Normally I'd be talking about Christmas, but I've been stuck inside with a nasty bug. Inside my head I've been returning to Akita though, in Northern Japan, so let me introduce you to the Namahage, the region's most famous folkloric characters.
The Oga peninsula has lots of thick forest and lovely coastline, and driving along the remote little road we suddenly came across these two giving us a friendly wave...
Well, maybe not that friendly.
Akita Prefecture is famous for its Namahage. Or Yamahage (see later). Our friends were taking us to a museum deep in the forest, part of which is a traditional inn (below), where it's a good idea to begin your visit.
Once inside the inn, you need to imagine it's New Year and the landscape outside is deep in snow. There is nobody for miles, except..... the Namahage. These are demonic religious figures whose job it is to make sure that people (especially the children) are working hard, being tough and enduring difficult things. They dress in straw, have long hair and terrifying masks.
They arrive outside the house roaring and shouting and banging at the door, upon which they must be invited in. Once inside, they stamp about (stamping is often a way of getting rid of evil). Then they shout at the children, demanding to see their lesson books, and fire questions around about how good everyone is being. You see the one below shaking his finger.
When everything is in uproar, and the children are screaming their heads off, the Namahage are offered food, drink and sake ("Kampai!" or "cheers!" - see below). Then they go away, leaving everyone to reflect on whether or not they have been quite hardworking and strong enough lately.
I guess the tradition wouldn't get the approval of supernanny Jo Frost, though Mary Poppins might have had a shade of sympathy .... but anyway, that's what they do. Near the inn, there's a really beautiful museum giving a lot of background to this curious tradition and
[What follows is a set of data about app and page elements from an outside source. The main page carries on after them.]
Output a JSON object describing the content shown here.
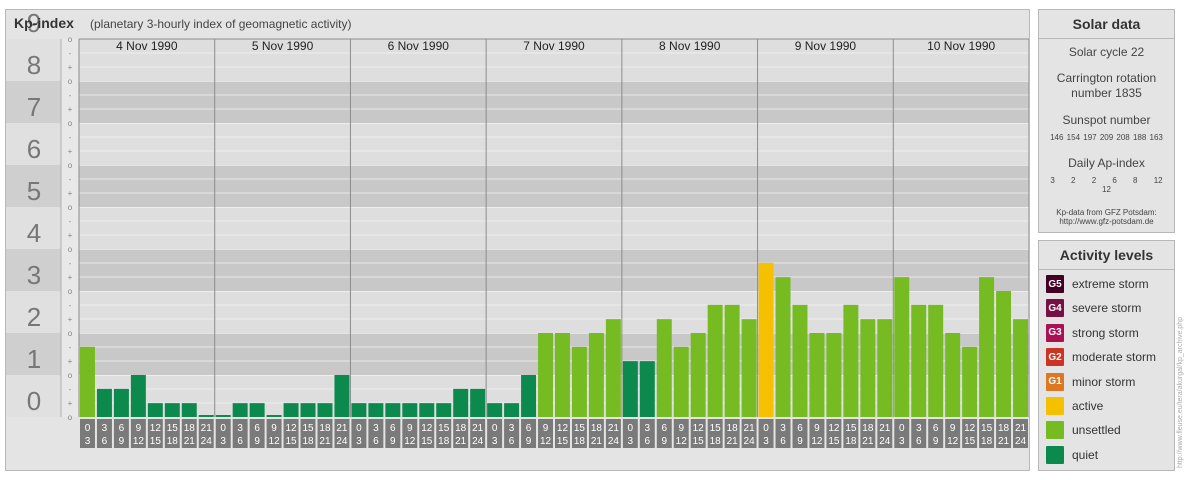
{
  "title": "Kp-index",
  "subtitle": "(planetary 3-hourly index of geomagnetic activity)",
  "chart_data": {
    "type": "bar",
    "ylim": [
      0,
      9
    ],
    "y_major_labels": [
      "0",
      "1",
      "2",
      "3",
      "4",
      "5",
      "6",
      "7",
      "8",
      "9"
    ],
    "minor_marks": [
      "-",
      "o",
      "+"
    ],
    "days": [
      "4 Nov 1990",
      "5 Nov 1990",
      "6 Nov 1990",
      "7 Nov 1990",
      "8 Nov 1990",
      "9 Nov 1990",
      "10 Nov 1990"
    ],
    "interval_starts": [
      "0",
      "3",
      "6",
      "9",
      "12",
      "15",
      "18",
      "21"
    ],
    "interval_ends": [
      "3",
      "6",
      "9",
      "12",
      "15",
      "18",
      "21",
      "24"
    ],
    "values": [
      1.67,
      0.67,
      0.67,
      1.0,
      0.33,
      0.33,
      0.33,
      0.0,
      0.0,
      0.33,
      0.33,
      0.0,
      0.33,
      0.33,
      0.33,
      1.0,
      0.33,
      0.33,
      0.33,
      0.33,
      0.33,
      0.33,
      0.67,
      0.67,
      0.33,
      0.33,
      1.0,
      2.0,
      2.0,
      1.67,
      2.0,
      2.33,
      1.33,
      1.33,
      2.33,
      1.67,
      2.0,
      2.67,
      2.67,
      2.33,
      3.67,
      3.33,
      2.67,
      2.0,
      2.0,
      2.67,
      2.33,
      2.33,
      3.33,
      2.67,
      2.67,
      2.0,
      1.67,
      3.33,
      3.0,
      2.33
    ],
    "colors": {
      "quiet": "#0c8a4e",
      "unsettled": "#77bb22",
      "active": "#f5c000",
      "minor": "#dd7722",
      "moderate": "#cc3322",
      "strong": "#aa1155",
      "severe": "#771144",
      "extreme": "#440022"
    }
  },
  "solar": {
    "title": "Solar data",
    "cycle": "Solar cycle 22",
    "carrington": "Carrington rotation number 1835",
    "sunspot_title": "Sunspot number",
    "sunspot_values": "146 154 197 209 208 188 163",
    "ap_title": "Daily Ap-index",
    "ap_values": "3 2 2 6 8 12 12",
    "source_line1": "Kp-data from GFZ Potsdam:",
    "source_line2": "http://www.gfz-potsdam.de"
  },
  "activity": {
    "title": "Activity levels",
    "items": [
      {
        "code": "G5",
        "label": "extreme storm",
        "color": "#440022"
      },
      {
        "code": "G4",
        "label": "severe storm",
        "color": "#771144"
      },
      {
        "code": "G3",
        "label": "strong storm",
        "color": "#aa1155"
      },
      {
        "code": "G2",
        "label": "moderate storm",
        "color": "#cc3322"
      },
      {
        "code": "G1",
        "label": "minor storm",
        "color": "#dd7722"
      },
      {
        "code": "",
        "label": "active",
        "color": "#f5c000"
      },
      {
        "code": "",
        "label": "unsettled",
        "color": "#77bb22"
      },
      {
        "code": "",
        "label": "quiet",
        "color": "#0c8a4e"
      }
    ]
  },
  "credit": "http://www.fleuse.eu/tera/akurgal/kp_archive.php"
}
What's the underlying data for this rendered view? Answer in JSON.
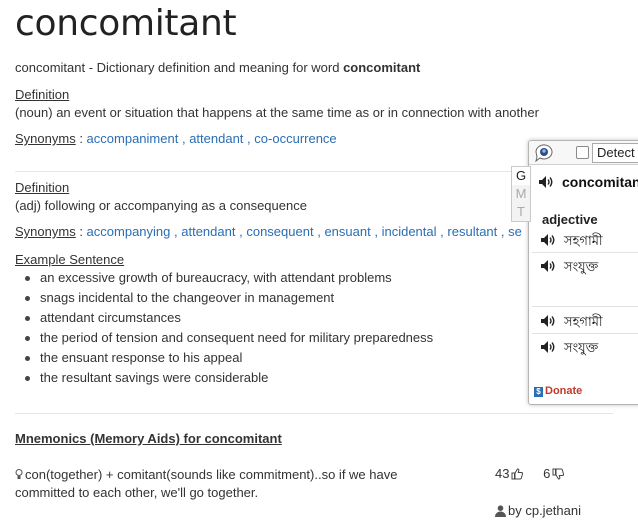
{
  "page": {
    "title": "concomitant",
    "subtitle_prefix": "concomitant - Dictionary definition and meaning for word ",
    "subtitle_word": "concomitant"
  },
  "def1": {
    "heading": "Definition",
    "text": "(noun) an event or situation that happens at the same time as or in connection with another",
    "syn_label": "Synonyms",
    "synonyms": [
      "accompaniment",
      "attendant",
      "co-occurrence"
    ]
  },
  "def2": {
    "heading": "Definition",
    "text": "(adj) following or accompanying as a consequence",
    "syn_label": "Synonyms",
    "synonyms": [
      "accompanying",
      "attendant",
      "consequent",
      "ensuant",
      "incidental",
      "resultant",
      "se"
    ],
    "example_heading": "Example Sentence",
    "examples": [
      "an excessive growth of bureaucracy, with attendant problems",
      "snags incidental to the changeover in management",
      "attendant circumstances",
      "the period of tension and consequent need for military preparedness",
      "the ensuant response to his appeal",
      "the resultant savings were considerable"
    ]
  },
  "mnemonics": {
    "title": "Mnemonics (Memory Aids) for concomitant",
    "text": "con(together) + comitant(sounds like commitment)..so if we have committed to each other, we'll go together.",
    "upvotes": "43",
    "downvotes": "6",
    "author": "by cp.jethani"
  },
  "popup": {
    "detect_label": "Detect",
    "tabs": [
      "G",
      "M",
      "T"
    ],
    "word": "concomitant",
    "pos": "adjective",
    "translations": [
      "সহগামী",
      "সংযুক্ত",
      "সহগামী",
      "সংযুক্ত"
    ],
    "donate": "Donate"
  },
  "colors": {
    "link": "#2a6eb3",
    "donate": "#c0392b"
  }
}
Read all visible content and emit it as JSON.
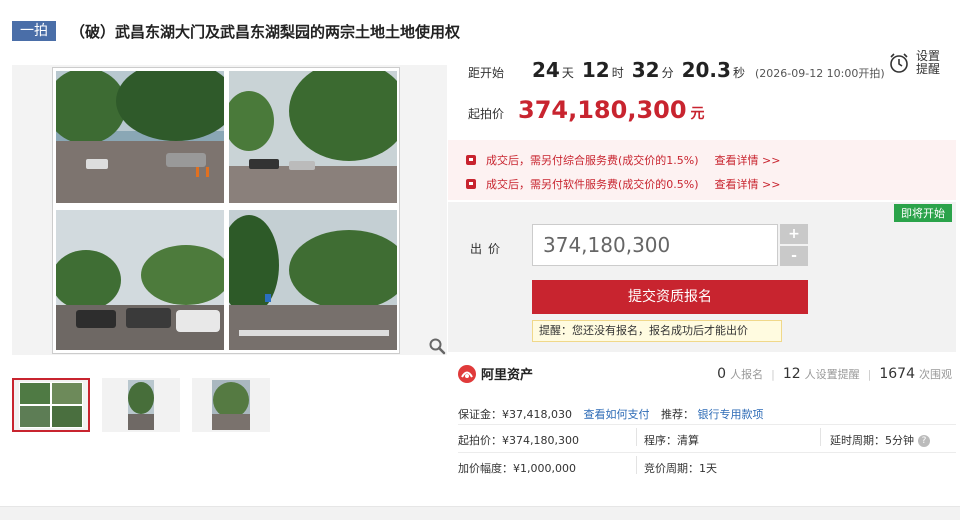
{
  "header": {
    "badge": "一拍",
    "title": "（破）武昌东湖大门及武昌东湖梨园的两宗土地土地使用权"
  },
  "countdown": {
    "label": "距开始",
    "days": "24",
    "days_unit": "天",
    "hours": "12",
    "hours_unit": "时",
    "minutes": "32",
    "minutes_unit": "分",
    "seconds": "20.3",
    "seconds_unit": "秒",
    "start_note": "(2026-09-12 10:00开拍)"
  },
  "remind": {
    "line1": "设置",
    "line2": "提醒",
    "icon": "alarm-clock-icon"
  },
  "price": {
    "label": "起拍价",
    "value": "374,180,300",
    "unit": "元"
  },
  "fees": [
    {
      "text": "成交后，需另付综合服务费(成交价的1.5%)",
      "link": "查看详情 >>"
    },
    {
      "text": "成交后，需另付软件服务费(成交价的0.5%)",
      "link": "查看详情 >>"
    }
  ],
  "bid": {
    "status_badge": "即将开始",
    "label": "出价",
    "value": "374,180,300",
    "plus": "+",
    "minus": "-",
    "submit_label": "提交资质报名",
    "tip": "提醒：您还没有报名，报名成功后才能出价"
  },
  "brand": {
    "name": "阿里资产"
  },
  "stats": {
    "signups": "0",
    "signups_label": "人报名",
    "reminders": "12",
    "reminders_label": "人设置提醒",
    "views": "1674",
    "views_label": "次围观"
  },
  "details": {
    "deposit_label": "保证金：¥37,418,030",
    "how_to_pay": "查看如何支付",
    "recommend_label": "推荐：",
    "recommend_link": "银行专用款项",
    "start_price": "起拍价：¥374,180,300",
    "procedure": "程序：清算",
    "delay": "延时周期：5分钟",
    "increment": "加价幅度：¥1,000,000",
    "cycle": "竞价周期：1天"
  },
  "colors": {
    "accent": "#c8242f",
    "badge_blue": "#4a6ea8",
    "link_blue": "#2d6bb6",
    "soon_green": "#2aa34a"
  }
}
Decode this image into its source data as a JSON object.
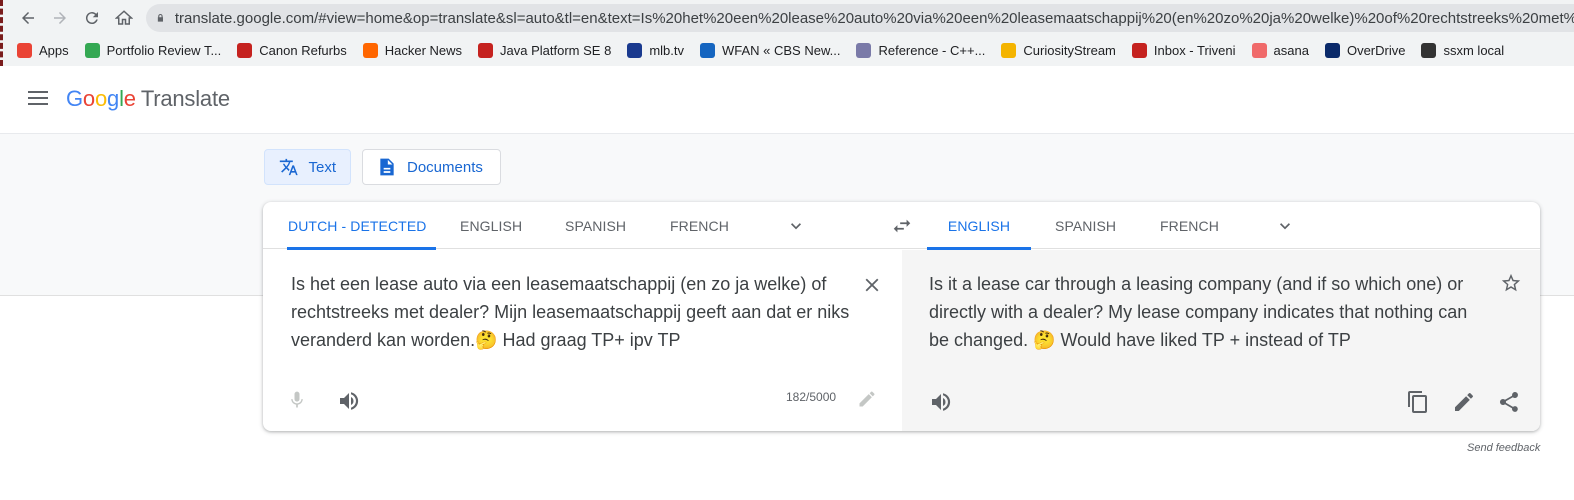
{
  "browser": {
    "url": "translate.google.com/#view=home&op=translate&sl=auto&tl=en&text=Is%20het%20een%20lease%20auto%20via%20een%20leasemaatschappij%20(en%20zo%20ja%20welke)%20of%20rechtstreeks%20met%",
    "bookmarks": [
      {
        "label": "Apps",
        "icon": "apps-grid-icon",
        "color": "#ea4335"
      },
      {
        "label": "Portfolio Review T...",
        "icon": "portfolio-icon",
        "color": "#34a853"
      },
      {
        "label": "Canon Refurbs",
        "icon": "canon-icon",
        "color": "#c5221f"
      },
      {
        "label": "Hacker News",
        "icon": "hacker-news-icon",
        "color": "#ff6600"
      },
      {
        "label": "Java Platform SE 8",
        "icon": "java-icon",
        "color": "#c5221f"
      },
      {
        "label": "mlb.tv",
        "icon": "mlb-icon",
        "color": "#1a3a8f"
      },
      {
        "label": "WFAN « CBS New...",
        "icon": "wfan-icon",
        "color": "#1565c0"
      },
      {
        "label": "Reference - C++...",
        "icon": "reference-icon",
        "color": "#7a7aa8"
      },
      {
        "label": "CuriosityStream",
        "icon": "curiosity-icon",
        "color": "#f4b400"
      },
      {
        "label": "Inbox - Triveni",
        "icon": "gmail-icon",
        "color": "#c5221f"
      },
      {
        "label": "asana",
        "icon": "asana-icon",
        "color": "#f06a6a"
      },
      {
        "label": "OverDrive",
        "icon": "overdrive-icon",
        "color": "#0a2a6a"
      },
      {
        "label": "ssxm local",
        "icon": "ssxm-icon",
        "color": "#333333"
      }
    ]
  },
  "app": {
    "logo_google": "Google",
    "logo_translate": "Translate"
  },
  "modes": {
    "text_label": "Text",
    "documents_label": "Documents"
  },
  "source": {
    "tabs": [
      "DUTCH - DETECTED",
      "ENGLISH",
      "SPANISH",
      "FRENCH"
    ],
    "active_tab": 0,
    "text": "Is het een lease auto via een leasemaatschappij (en zo ja welke) of rechtstreeks met dealer? Mijn leasemaatschappij geeft aan dat er niks veranderd kan worden.🤔 Had graag TP+ ipv TP",
    "char_count": "182/5000"
  },
  "target": {
    "tabs": [
      "ENGLISH",
      "SPANISH",
      "FRENCH"
    ],
    "active_tab": 0,
    "text": "Is it a lease car through a leasing company (and if so which one) or directly with a dealer? My lease company indicates that nothing can be changed. 🤔 Would have liked TP + instead of TP"
  },
  "footer": {
    "feedback": "Send feedback"
  },
  "colors": {
    "accent": "#1a73e8",
    "active_mode_bg": "#e8f0fe"
  }
}
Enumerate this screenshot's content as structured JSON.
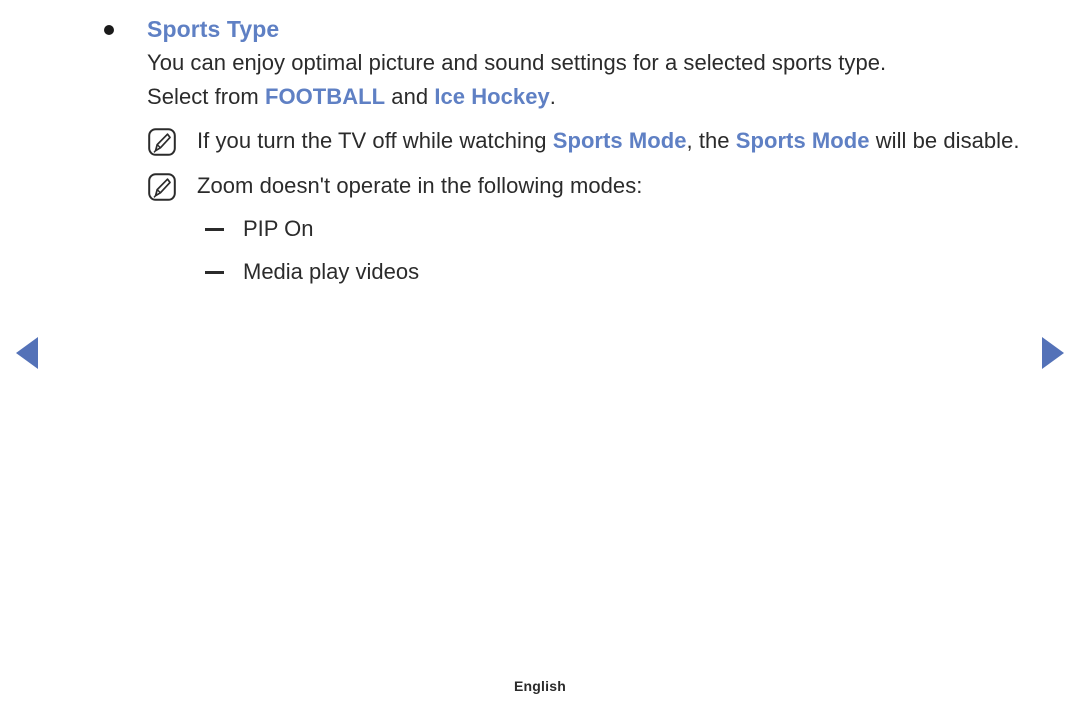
{
  "page": {
    "background_color": "#ffffff",
    "accent_color": "#5f80c4",
    "text_color": "#2b2b2b",
    "arrow_color": "#5472b8"
  },
  "section": {
    "bullet_icon": "filled-circle-bullet",
    "heading": "Sports Type",
    "paragraph": {
      "line1": "You can enjoy optimal picture and sound settings for a selected sports type.",
      "line2_prefix": "Select from ",
      "line2_highlight_1": "FOOTBALL",
      "line2_middle": " and ",
      "line2_highlight_2": "Ice Hockey",
      "line2_suffix": "."
    }
  },
  "notes": [
    {
      "icon": "note-pen-icon",
      "prefix": "If you turn the TV off while watching ",
      "highlight_1": "Sports Mode",
      "middle": ", the ",
      "highlight_2": "Sports Mode",
      "suffix": " will be disable."
    },
    {
      "icon": "note-pen-icon",
      "text": "Zoom doesn't operate in the following modes:"
    }
  ],
  "sub_items": [
    {
      "dash": "en-dash",
      "label": "PIP On"
    },
    {
      "dash": "en-dash",
      "label": "Media play videos"
    }
  ],
  "navigation": {
    "prev_icon": "triangle-left-icon",
    "next_icon": "triangle-right-icon"
  },
  "footer": {
    "language": "English"
  }
}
also offering you the chance to dress up as a namahage yourself, in rice straw cape and shoes. Sorry it's a bit blurry, I wasn't using flash.
And when fully dressed you might look a bit like this....
Here is T. trying on a mask for size.
and local kids had done some terrific, and terrifying murals, although, as you see the kid in the green sweater at the bottom of the picture is obviously finding the whole thing really amusing... there's always one, isn't there?
In fact, the Namahage are the popular face of another very similar tradition, the Yamahage. Confusingly, the Yamahage, although they look and act in a similar way, are much more rustic and are not a tourist attraction, and are more associated with having a good rice harvest. As in many parts of rural Japan, though, the young are fleeing to Tokyo and other big cities, and the private old religious customs are struggling to survive in their pure and original form. So the Yamahage, with their simple rice straw masks are falling foul of the plain fact that you need to be young and quite serious about the rice harvest to tramp around for hours through sub-zero winter woods while dressed in straw. It is as well that the Namahage are keeping their traditions alive.
Anyway, there are religious roots to both Namahage and Yamahage, as you can see from zigzag white streamers the creatures carry (below and first picture).
I would love to go into this in more detail but I don't want this post to be full of my rather half-baked thoughts on Japanese folklore, so I'll just say that I bought the twins some splendid Namahage socks in the fantastic gift shop. I was also a bit tempted by this keyring of Jibanyan, "Yokai Watch"'s fire raising cat, as a Namahage. Don't you think it's cute?
By the time we'd seen the museum it was gone lunchtime, so we drove a little further on to a fish restaurant our friends knew. We would never have found this on our own. It's a simple place, with plastic tables and a couple of Japanese style low tables, and all over the walls are pictures of the owners and their friends. Basically they get fish from the sea each day, chop it up and cook it with vegetables in a wooden dish containing red hot stones. It is really, really delicious, and, as always in Japan, beautifully presented with many side dishes.
The owners were so cheerful and friendly, chatting and joking with their customers. They posed for their picture.
And since we were their very last lunch customers of the day, they came out and waved us goodbye when we left, also bowing as is the Japanese custom.
We drove back via some wild, windy and unspoiled coastal scenery. By now the sun was starting to appear. I could have stayed for far longer and taken a walk by the sea...
But we had to get back to collect our friend's son from school!